Michigan lowers incentives for Ford EV battery plant to match reduced output

DETROIT, (Reuters) – Ford Motor is receiving a reduced incentive package from Michigan for its battery plant in the city of Marshall after the automaker cut expected production at the facility to match demand for electric vehicles.

The Dearborn, Michigan-based car company is building the plant and plans to license technology to produce low-cost lithium-iron batteries at the facility from China’s Contemporary Amperex Technology Co Ltd (CATL) one of the world’s largest battery manufacturers.

The new package from the Michigan Strategic Fund provides a maximum incentive of $409 million, down from a previous $1.03 billion.

Ford announced in November it would scale back expected battery production at the plant from a capacity of 35 gigawatt hours to 20 gigawatt hours, and employee numbers to 1,700 from 2,500.

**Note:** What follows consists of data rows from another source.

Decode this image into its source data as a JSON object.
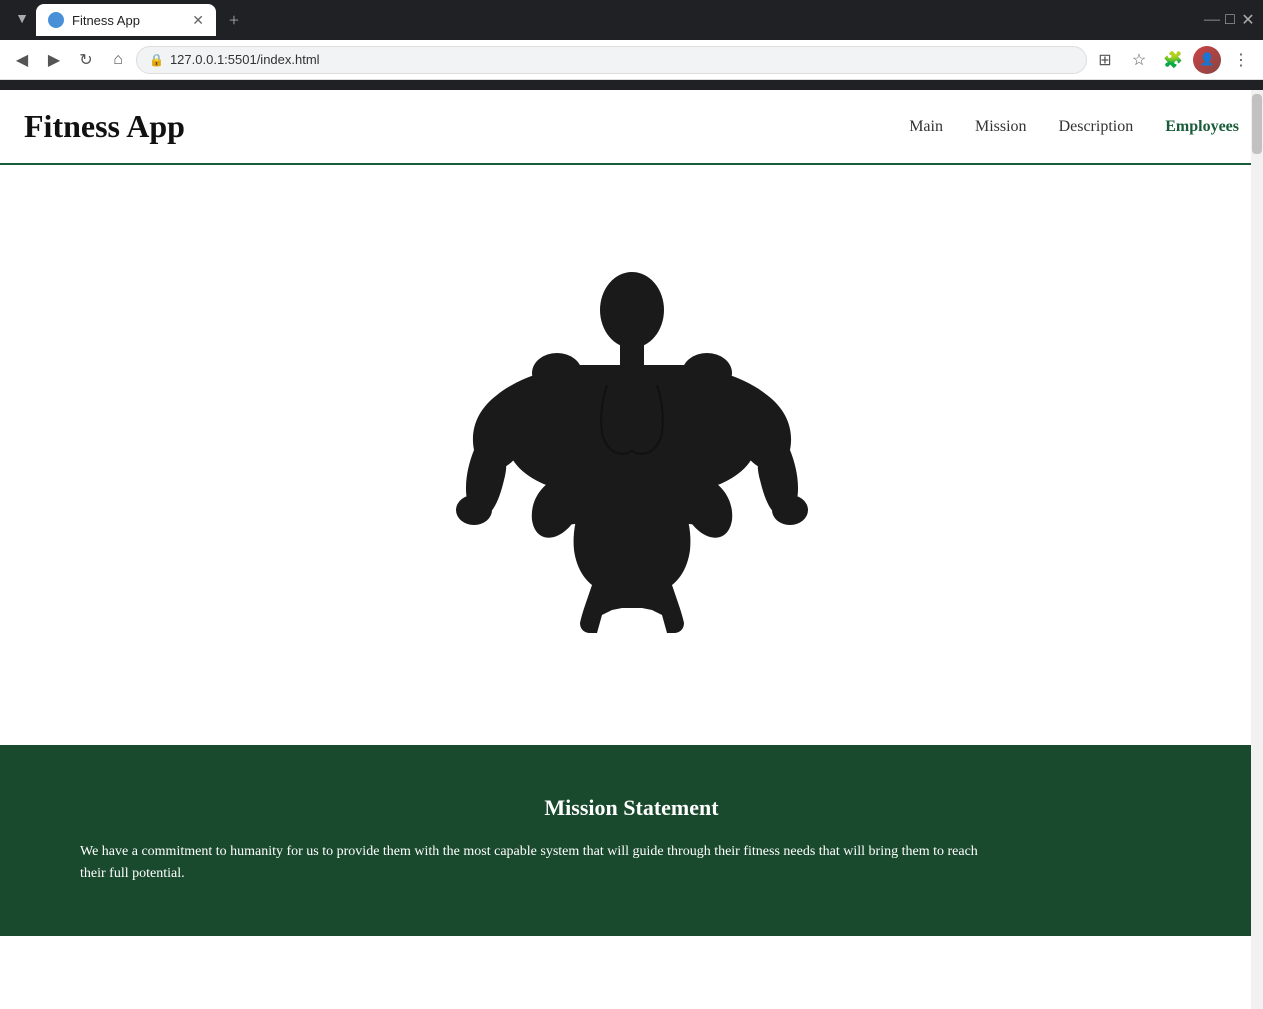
{
  "browser": {
    "tab_title": "Fitness App",
    "url": "127.0.0.1:5501/index.html",
    "new_tab_label": "+",
    "back_icon": "◀",
    "forward_icon": "▶",
    "reload_icon": "↻",
    "home_icon": "⌂",
    "secure_icon": "🔒",
    "minimize_icon": "—",
    "maximize_icon": "□",
    "close_icon": "✕",
    "tab_close": "✕"
  },
  "nav": {
    "logo": "Fitness App",
    "links": [
      {
        "label": "Main",
        "active": false
      },
      {
        "label": "Mission",
        "active": false
      },
      {
        "label": "Description",
        "active": false
      },
      {
        "label": "Employees",
        "active": true
      }
    ]
  },
  "mission": {
    "title": "Mission Statement",
    "text": "We have a commitment to humanity for us to provide them with the most capable system that will guide through their fitness needs that will bring them to reach their full potential."
  }
}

The automaker has scaled back this and other EV investments to match lower-than-anticipated demand for EVs. It is expecting to begin battery production at the Marshall plant in 2026.

The plant has come under fire from politicians for its use of Chinese technology.

Representative Mike Gallagher, a Republican who chairs the U.S. House committee on China, urged Ford to call off the deal late last year, saying it was “unethical” for the automaker to receive taxpayer subsidies for such a project.

Ford has rejected such criticism and reiterated the plant will create thousands of U.S. jobs.

The company said on Tuesday it was reacting to the slower growth in EV demand.

“We are nimbly adjusting our manufacturing operations to match evolving customer demand and the Michigan Strategic Fund board is revising its incentive offers accordingly,” Tony Reinhart, Ford’s director of state and local government affairs, said in a statement.

Michigan also reduced incentives for a separate Ford investment project the company announced in June 2022 that would create thousands of new unionized jobs in the Midwest.

The automaker revised that plan in January, scaling back production at its F-150 Lightning electric pickup plant, and adding a new shift to an assembly plant in Michigan that produces its popular Bronco and Ranger gasoline-powered vehicles.

Michigan retracted a $100 million grant for the Lightning plant.

Reporting by Nora Eckert; Editing by David Holmes